• **Try it**
What is needed is an exact copy of every entry below, minus the images.

• **Data supplied**
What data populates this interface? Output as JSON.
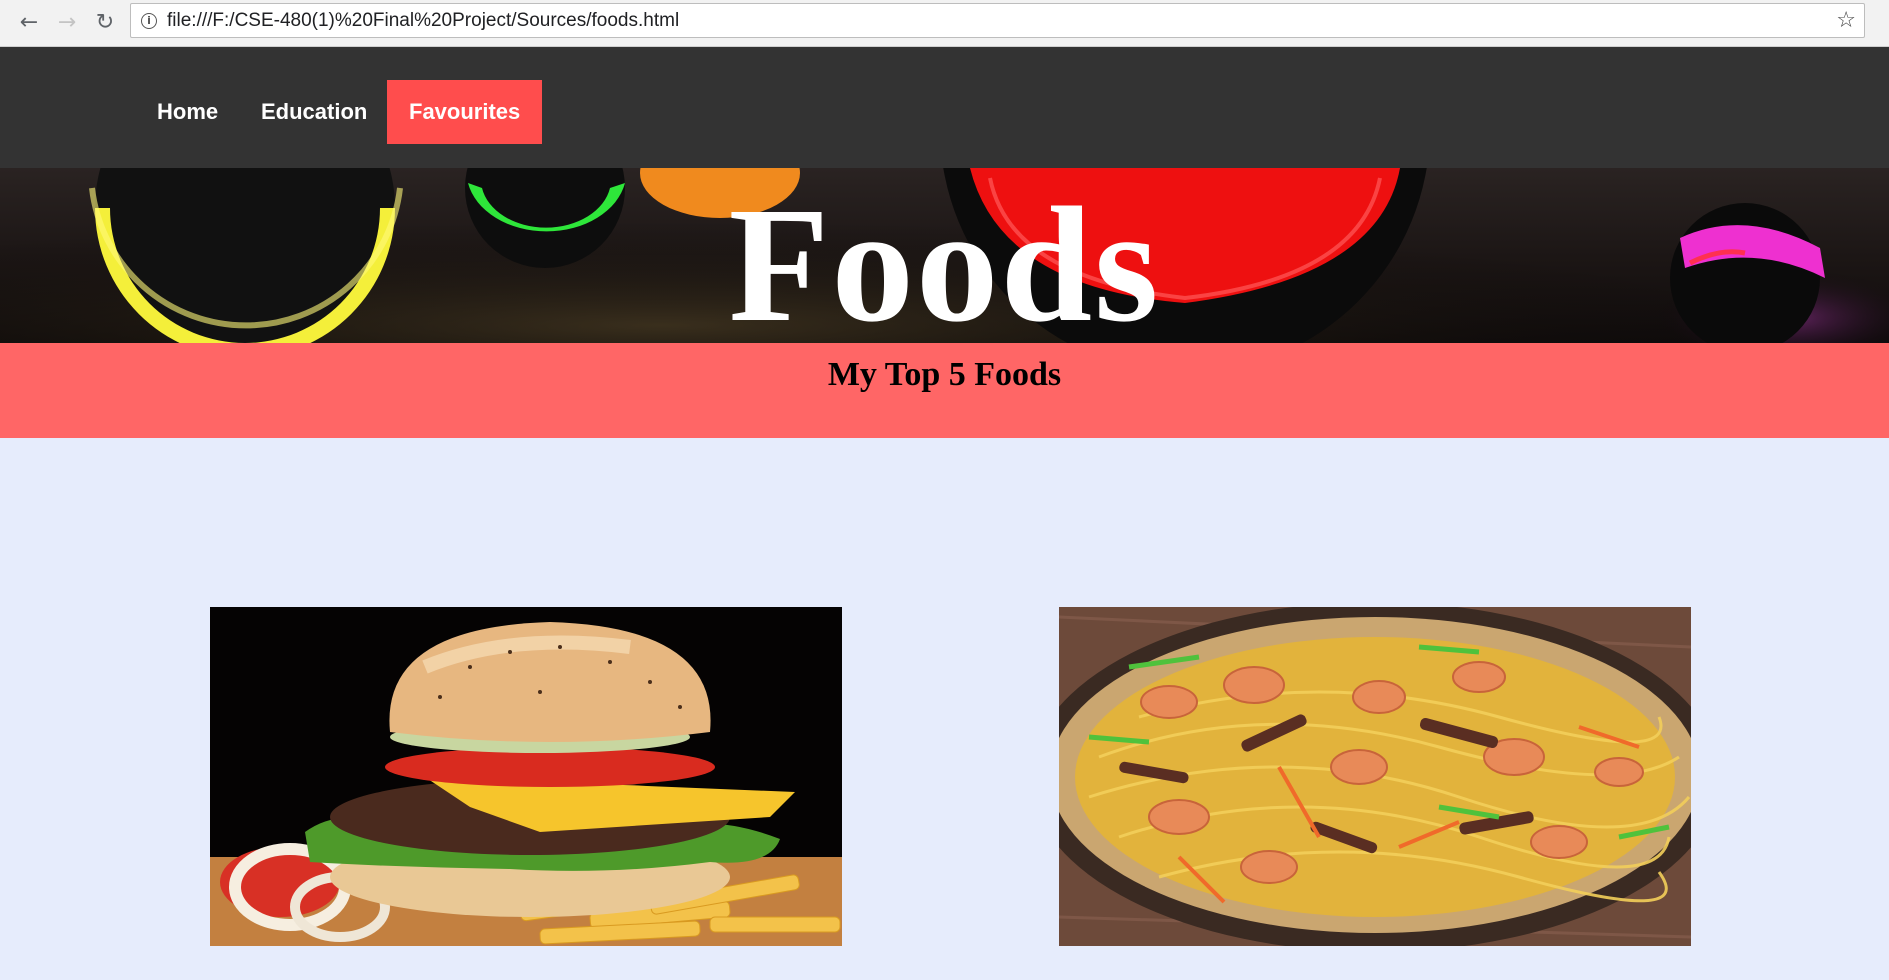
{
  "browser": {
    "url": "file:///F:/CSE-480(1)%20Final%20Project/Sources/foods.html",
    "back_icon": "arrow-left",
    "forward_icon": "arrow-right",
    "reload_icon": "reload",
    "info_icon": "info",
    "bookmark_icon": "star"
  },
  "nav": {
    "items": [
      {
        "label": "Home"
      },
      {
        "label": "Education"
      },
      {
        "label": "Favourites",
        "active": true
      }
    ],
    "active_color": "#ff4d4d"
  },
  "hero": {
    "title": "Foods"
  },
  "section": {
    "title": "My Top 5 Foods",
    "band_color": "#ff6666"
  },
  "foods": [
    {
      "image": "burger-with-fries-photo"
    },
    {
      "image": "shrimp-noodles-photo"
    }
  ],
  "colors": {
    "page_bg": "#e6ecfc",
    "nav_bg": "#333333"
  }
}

• **Solution**
What data populates this interface? Output as JSON.
{
  "browser": {
    "url": "file:///F:/CSE-480(1)%20Final%20Project/Sources/foods.html",
    "back_icon": "arrow-left",
    "forward_icon": "arrow-right",
    "reload_icon": "reload",
    "info_icon": "info",
    "bookmark_icon": "star"
  },
  "nav": {
    "items": [
      {
        "label": "Home"
      },
      {
        "label": "Education"
      },
      {
        "label": "Favourites",
        "active": true
      }
    ],
    "active_color": "#ff4d4d"
  },
  "hero": {
    "title": "Foods"
  },
  "section": {
    "title": "My Top 5 Foods",
    "band_color": "#ff6666"
  },
  "foods": [
    {
      "image": "burger-with-fries-photo"
    },
    {
      "image": "shrimp-noodles-photo"
    }
  ],
  "colors": {
    "page_bg": "#e6ecfc",
    "nav_bg": "#333333"
  }
}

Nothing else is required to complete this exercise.